China’s Banks To Face First Profit Drop In Years

China’s banks are not immune to the recession triggered by the COVID-19 crisis. Analysts and official data indicate that some of the country’s largest banks will soon show the first drop in first-half profits since the Great Recession.

Reuters reported that China’s banks have been hard-hit as loans have gone sour and the country’s financial institutions gear up for more bad debt. In addition, the Chinese government has pressured the banks to forego 1.5 trillion yuan ($212 billion) in profit this year by lowering lending rates and fees and deferring loan payments.

The big five state banks — including Bank of China (BoC), Industrial and Commercial Bank of China (ICBC) and China Construction Bank (CCB) — will issue earnings reports starting Aug. 28.

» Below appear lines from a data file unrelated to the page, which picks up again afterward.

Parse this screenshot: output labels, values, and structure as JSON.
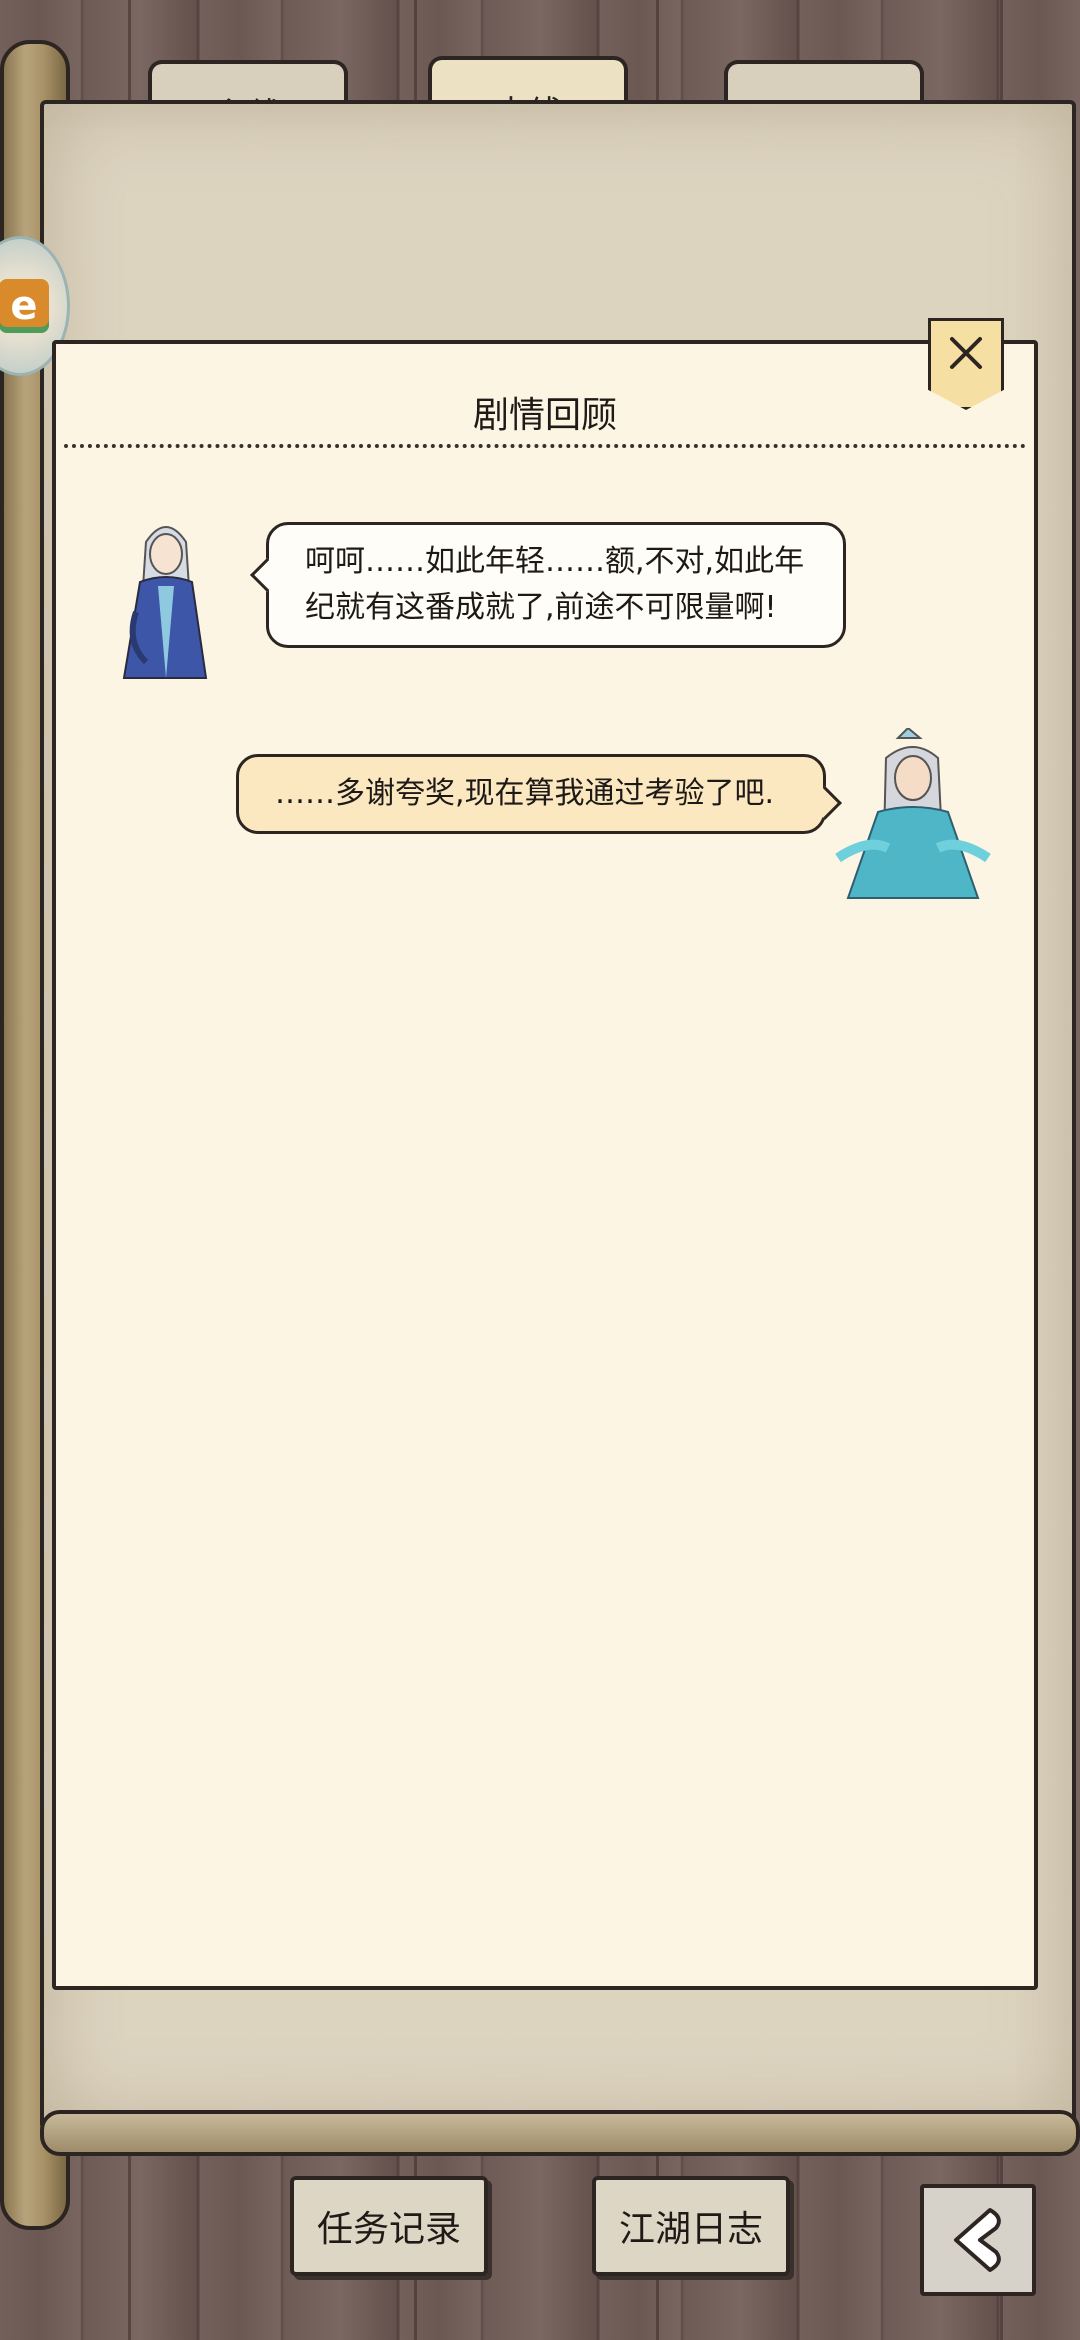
{
  "tabs": [
    {
      "label": "主线",
      "active": false
    },
    {
      "label": "支线",
      "active": true
    },
    {
      "label": "环",
      "active": false
    }
  ],
  "side_button": {
    "icon": "app-badge-icon"
  },
  "dialog": {
    "title": "剧情回顾",
    "close_icon": "close-icon",
    "messages": [
      {
        "speaker_side": "left",
        "text": "呵呵……如此年轻……额,不对,如此年纪就有这番成就了,前途不可限量啊!"
      },
      {
        "speaker_side": "right",
        "text": "……多谢夸奖,现在算我通过考验了吧."
      }
    ]
  },
  "bottom_bar": {
    "tasks_label": "任务记录",
    "journal_label": "江湖日志",
    "back_icon": "back-arrow-icon"
  },
  "colors": {
    "panel_bg": "#fcf5e4",
    "scroll_bg": "#ddd4c0",
    "close_bg": "#f6dfa2",
    "right_bubble": "#fbe8c0"
  }
}
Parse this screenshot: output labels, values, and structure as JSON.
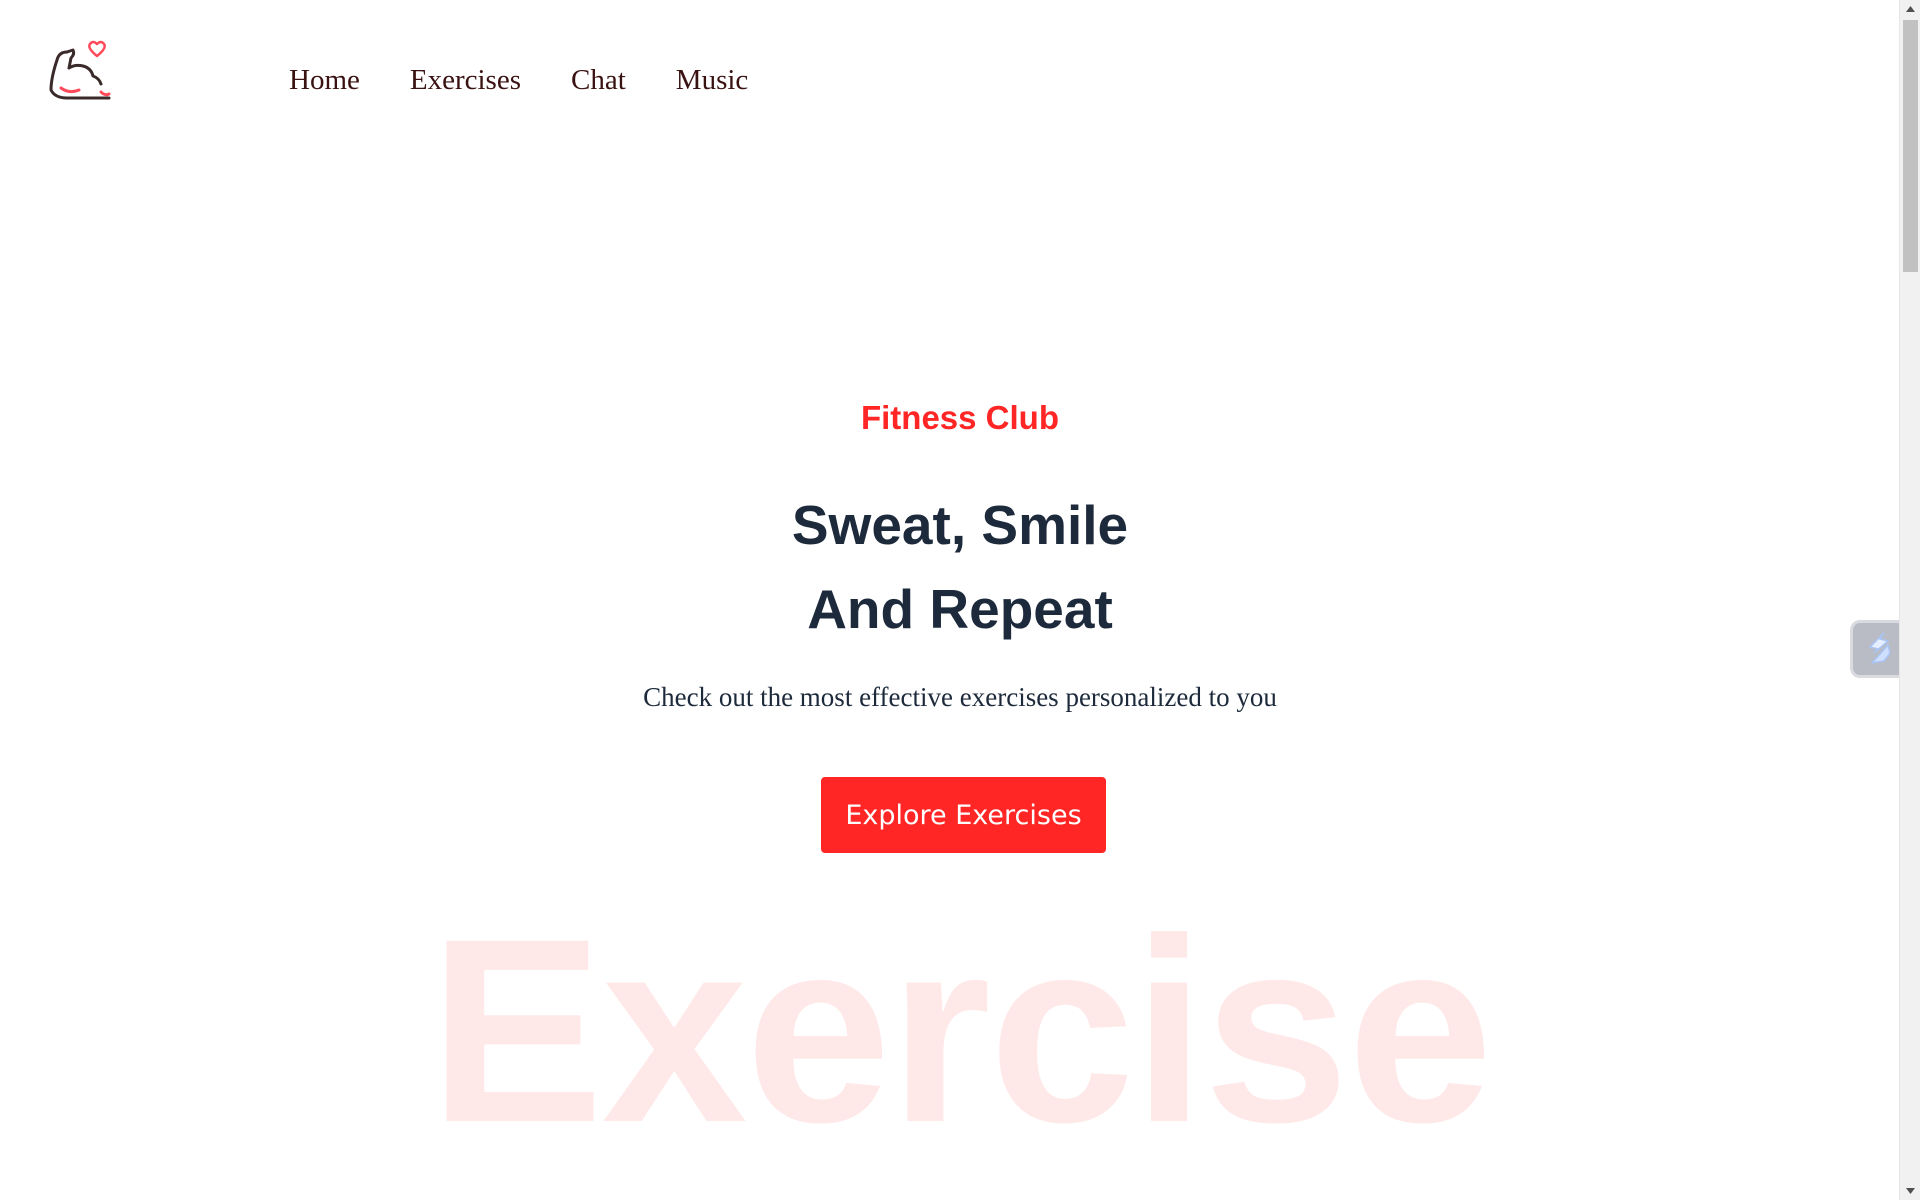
{
  "nav": {
    "items": [
      {
        "label": "Home"
      },
      {
        "label": "Exercises"
      },
      {
        "label": "Chat"
      },
      {
        "label": "Music"
      }
    ]
  },
  "hero": {
    "eyebrow": "Fitness Club",
    "headline_line1": "Sweat, Smile",
    "headline_line2": "And Repeat",
    "subtitle": "Check out the most effective exercises personalized to you",
    "cta_label": "Explore Exercises",
    "watermark": "Exercise"
  },
  "icons": {
    "logo": "flexed-arm-heart-icon",
    "float_widget": "lightning-icon",
    "scroll_up": "triangle-up-icon",
    "scroll_down": "triangle-down-icon"
  },
  "colors": {
    "accent": "#ff2625",
    "heading": "#1d2a3b",
    "nav_text": "#3a1212",
    "background": "#ffffff"
  }
}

“Banks had it easy in the past, but now many signs indicate they’re under great pressure,” said Hong Hao, head of research at BoCom International. He told Reuters that “the pandemic has hit small businesses hard … the balance sheets won’t be pretty.”

The first-half profits of China’s commercial banks overall fell 9.4 percent, while the six biggest saw a drop of 12 percent in profits from the same period in 2019, according to the China Banking and Insurance Regulatory Commission data.

On the other hand, China’s economy actually expanded 3.2 percent in the second quarter of 2020, compared to April through June of last year. That’s in contrast to the first quarter (January-March), when China’s economy shrunk by 6.8 percent, compared to the same period the previous year. This was the first such contraction since the country began reporting quarterly gross domestic product in 1992.

All told, China’s economy slid just 1.6 percent in the first half of this year compared to the first half of 2019, according to China’s National Bureau of Statistics.

China’s second-quarter 2020 growth beat economists’ median estimate of 2.6 percent growth. Some estimates said China would actually further contract in the second quarter.